▸ Your goal:
Since pictures are not wanted, repeat only the text of the records, word for word.

____ Information supplied

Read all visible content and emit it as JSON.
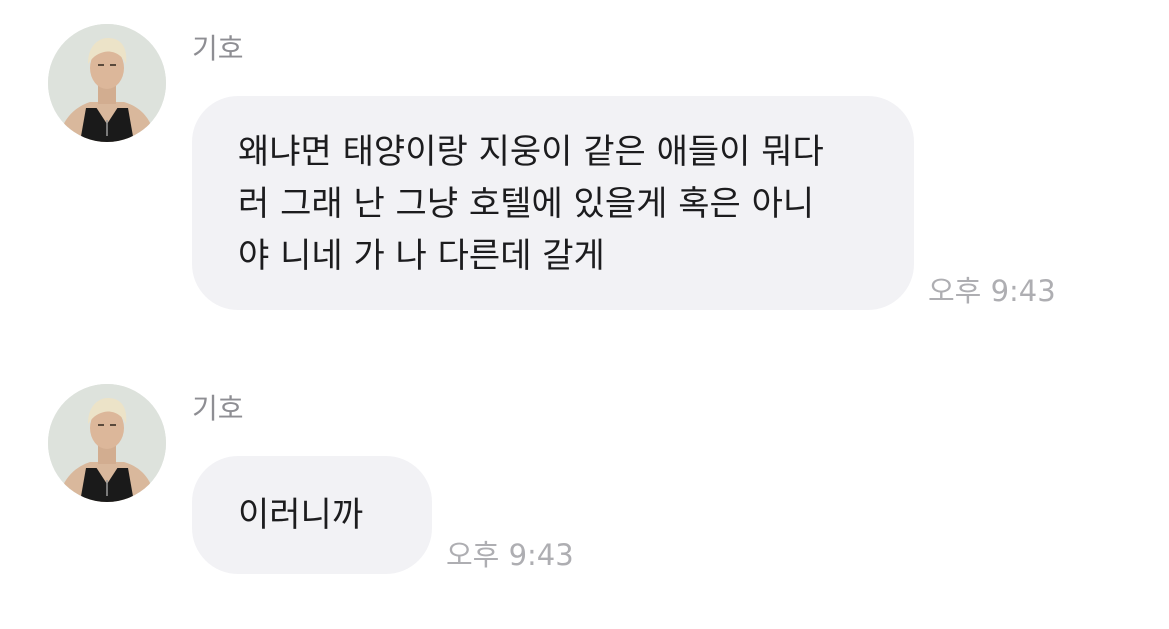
{
  "messages": [
    {
      "sender": "기호",
      "text": "왜냐면 태양이랑 지웅이 같은 애들이 뭐다\n러 그래 난 그냥 호텔에 있을게 혹은 아니\n야 니네 가 나 다른데 갈게",
      "time": "오후 9:43",
      "avatar": "profile-photo"
    },
    {
      "sender": "기호",
      "text": "이러니까",
      "time": "오후 9:43",
      "avatar": "profile-photo"
    }
  ],
  "colors": {
    "bubble_bg": "#f2f2f5",
    "sender_text": "#8e8e93",
    "time_text": "#aeaeb2",
    "message_text": "#1c1c1e"
  }
}
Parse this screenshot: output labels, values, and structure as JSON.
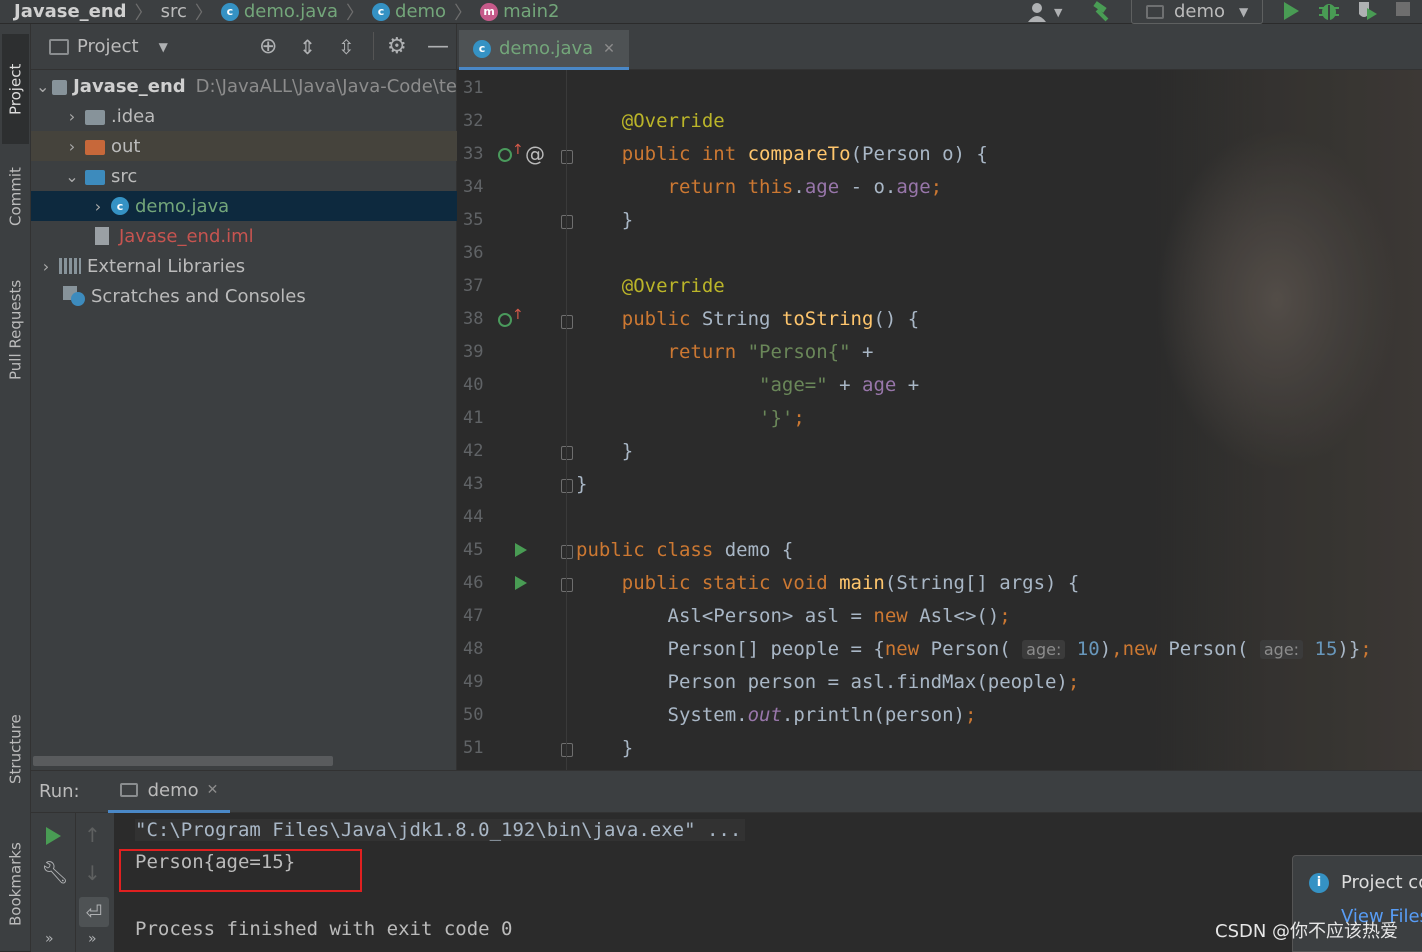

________

▸ Expected output:
Read all visible content and emit it as JSON.
{
  "messages": [
    {
      "sender": "기호",
      "text": "왜냐면 태양이랑 지웅이 같은 애들이 뭐다\n러 그래 난 그냥 호텔에 있을게 혹은 아니\n야 니네 가 나 다른데 갈게",
      "time": "오후 9:43",
      "avatar": "profile-photo"
    },
    {
      "sender": "기호",
      "text": "이러니까",
      "time": "오후 9:43",
      "avatar": "profile-photo"
    }
  ],
  "colors": {
    "bubble_bg": "#f2f2f5",
    "sender_text": "#8e8e93",
    "time_text": "#aeaeb2",
    "message_text": "#1c1c1e"
  }
}
Parse this screenshot: output labels, values, and structure as JSON.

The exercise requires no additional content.